Salvadoran designer Lula Mena presented the exhibition "Nidos" at the Museum of Art of El Salvador. "Nidos" features a series of installations resembling birds’ nests, created in collaboration with more than 40 Salvadoran artisan women. The artist utilizes the nest as a symbol of life, existence and the connection between nature and humanity.The exhibition will be on view until April 28, 2019.
Image: Lula Mena, "Nidos", installation, 2019. Courtesy the artist and MARTE.
GABRIELA NOVOA AND PAOLA LORENZANA AT MAKTUB

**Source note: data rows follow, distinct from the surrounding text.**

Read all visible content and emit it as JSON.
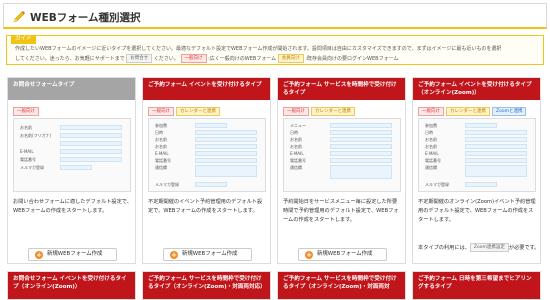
{
  "header": {
    "title": "WEBフォーム種別選択"
  },
  "guide": {
    "label": "ガイド",
    "line1": "作成したいWEBフォームのイメージに近いタイプを選択してください。最適なデフォルト設定でWEBフォーム作成が開始されます。設問項目は自由にカスタマイズできますので、まずはイメージに最も近いものを選択",
    "line2_a": "してください。迷ったら、お気軽にサポートまで",
    "line2_tag1": "お問合せ",
    "line2_b": "ください。",
    "line2_tag2": "一般向け",
    "line2_c": ":広く一般向けのWEBフォーム",
    "line2_tag3": "会員向け",
    "line2_d": ":既存会員向けの要ログインWEBフォーム"
  },
  "tags": {
    "general": "一般向け",
    "calendar": "カレンダーと連携",
    "zoom": "Zoomと連携"
  },
  "cards": [
    {
      "title": "お問合せフォームタイプ",
      "fields": [
        "お名前",
        "お名前(フリガナ)",
        "",
        "E-MAIL",
        "電話番号",
        "メルマガ登録"
      ],
      "desc": "お問い合わせフォームに適したデフォルト設定で、WEBフォームの作成をスタートします。",
      "button": "新規WEBフォーム作成"
    },
    {
      "title": "ご予約フォーム イベントを受け付けるタイプ",
      "fields": [
        "参加費",
        "日時",
        "お名前",
        "お名前",
        "E-MAIL",
        "電話番号",
        "通信欄",
        "",
        "メルマガ登録"
      ],
      "desc": "不定期開催のイベント予約管理用のデフォルト設定で、WEBフォームの作成をスタートします。",
      "button": "新規WEBフォーム作成"
    },
    {
      "title": "ご予約フォーム サービスを時間枠で受け付けるタイプ",
      "fields": [
        "メニュー",
        "日時",
        "お名前",
        "お名前",
        "E-MAIL",
        "電話番号",
        "通信欄"
      ],
      "desc": "予約開始日をサービスメニュー毎に設定した所要時間で予約管理用のデフォルト設定で、WEBフォームの作成をスタートします。",
      "button": "新規WEBフォーム作成"
    },
    {
      "title": "ご予約フォーム イベントを受け付けるタイプ（オンライン(Zoom)）",
      "fields": [
        "参加費",
        "日時",
        "お名前",
        "お名前",
        "E-MAIL",
        "電話番号",
        "通信欄",
        "",
        "メルマガ登録"
      ],
      "desc": "不定期開催のオンライン(Zoom)イベント予約管理用のデフォルト設定で、WEBフォームの作成をスタートします。",
      "note_a": "本タイプの利用には、",
      "note_tag": "Zoom連携設定",
      "note_b": "が必要です。"
    }
  ],
  "bottom_cards": [
    "お問合せフォーム イベントを受け付けるタイプ（オンライン(Zoom)）",
    "ご予約フォーム サービスを時間枠で受け付けるタイプ（オンライン(Zoom)・対面両対応）",
    "ご予約フォーム サービスを時間枠で受け付けるタイプ（オンライン(Zoom)・対面両対",
    "ご予約フォーム 日時を第三希望までヒアリングするタイプ"
  ],
  "colors": {
    "accent_yellow": "#f0c414",
    "card_red": "#c0151b",
    "card_gray": "#a5a5a5",
    "button_orange": "#f28c28"
  }
}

Artist Gabriela Novoa and Performer Paola Lorenzana presented "Lazos" a one night exhibition event on February 16 at Maktub Cultural Coffee in San Salvador. The exhibition included recent artwork by Gabriela Novoa and a performance by Paola Lorenzana that addressed issues of misogyny in El Salvador. The event was followed by a conversation titled "A love that kills", which discussed love and the increase of feminicides in El Salvador, and included panelists Paola Lorenzana, Mariana Moisa and Keyla Cáceres.
Image: Gabriela Novoa's artwork at "Lazos". Courtesy the artist.

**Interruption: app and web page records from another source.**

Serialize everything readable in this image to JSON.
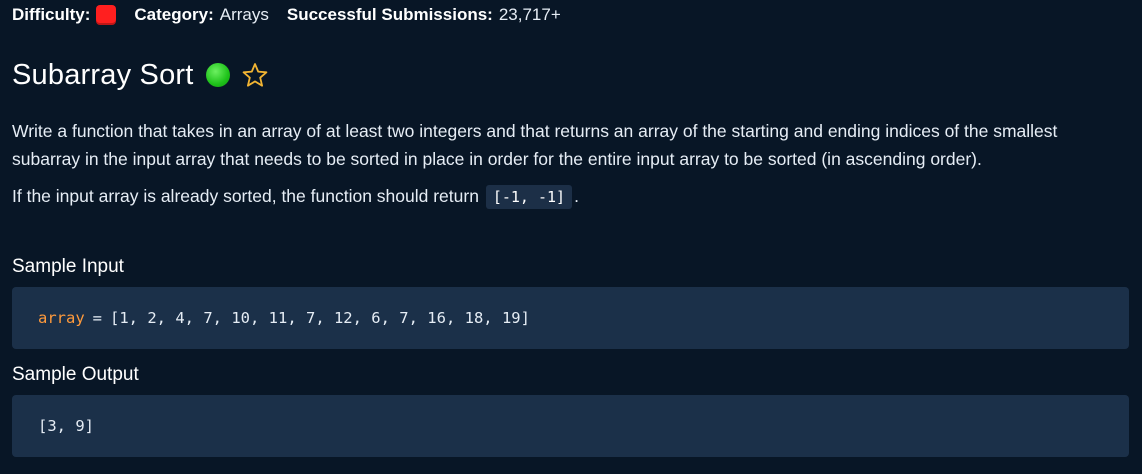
{
  "meta": {
    "difficulty_label": "Difficulty:",
    "category_label": "Category:",
    "category_value": "Arrays",
    "submissions_label": "Successful Submissions:",
    "submissions_value": "23,717+",
    "difficulty_color": "#ff1f1f"
  },
  "problem": {
    "title": "Subarray Sort",
    "status_color": "#1ec21a",
    "star_icon": "star-outline-icon",
    "star_color": "#f2b533",
    "description_1": "Write a function that takes in an array of at least two integers and that returns an array of the starting and ending indices of the smallest subarray in the input array that needs to be sorted in place in order for the entire input array to be sorted (in ascending order).",
    "description_2_prefix": "If the input array is already sorted, the function should return",
    "description_2_code": "[-1, -1]",
    "description_2_suffix": "."
  },
  "sample_input": {
    "title": "Sample Input",
    "var_name": "array",
    "operator": "=",
    "value": "[1, 2, 4, 7, 10, 11, 7, 12, 6, 7, 16, 18, 19]"
  },
  "sample_output": {
    "title": "Sample Output",
    "value": "[3, 9]"
  }
}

GABRIELA NOVOA SPEAKS AT ESPACIO 132
Gabriela Novoa is hosting the talk "Women in the arts, a history of resistance and emancipation" at Espacio 132 on February 28, 5-7 PM. The talk will explore the work of a group of visual artists whose practice is fundamental to understand the origins of feminist art.
Image: Gabriela Novoa, "Pulsión", 2018. Courtesy the artist.
EXHIBITION REVIEW OF
BEATRIZ CORTEZ: TRINIDAD/ JOY STATION
Craft and Folk Art Museum, Los Angeles
BY JP FRANCIS
Beatriz Cortez’ first major museum solo exhibition, Trinidad/Joy Station, explores the binary between consumerist American culture and communal social practices of ancient Mayan civilization. The show at the newly renamed Craft Contemporary (formerly known as the Craft and Folk Art Museum) in Los Angeles explores Cortez’s own experience of transition from her native El Salvador to the United States and the differences in societal structures between the two countries.
The show consists of objects made from sheet metal and industrial materials to provide a biting critique of capitalistic American society in comparison to Cortez’s utopian vision of communal Mayan culture.
Some of the exhibition’s signature pieces, Cortez’s geodesic metal domes, allude to a 1960s Colorado commune called “Drop City,” which sought to merge art and life in the pursuit of true freedom.
Upward-facing windows within the sculptures reference the astrological principles of Mayans, whose descendants reside in modern-day El Salvador. This parallel is further established through Cortez’s use of Mayan plants in a gardening installation, which sits in the center of the exhibition.
Cortez also uses sheet metal, chain-link, and Mylar to create two beds, which sit next to each other in the exhibition’s corner. The first bed is a prison-style cot which alludes to the separation of children from their families at the US-Mexico border, while the second is a petate, a traditional sleeping mat used by Central-American indigenous peoples.
The two sleeping surfaces juxtapose oppressive modern values perpetrated by a capitalistic political structure with the classical simplicity and collective compassion of indigenous people.
The exhibition displays Cortez’s ultimate goal of resisting capitalistic hierarchies through the expression of joy and celebration of past, present, and future Latin-American culture. Trinidad/Joy Station will be on view at CAFAM, 5814 Wilshire Boulevard until May 12.
View the press release for Trinidad/Joy Station here.
See more of Beatriz Cortez's work here.
Images: Beatriz Cortez, structures from Trinidad / Joy Station interacting with the Los Angeles River at the Bowtie Project, 2018. Courtesy of the artist and Commonwealth and Council, Los Angeles / Photo: Gina Clyne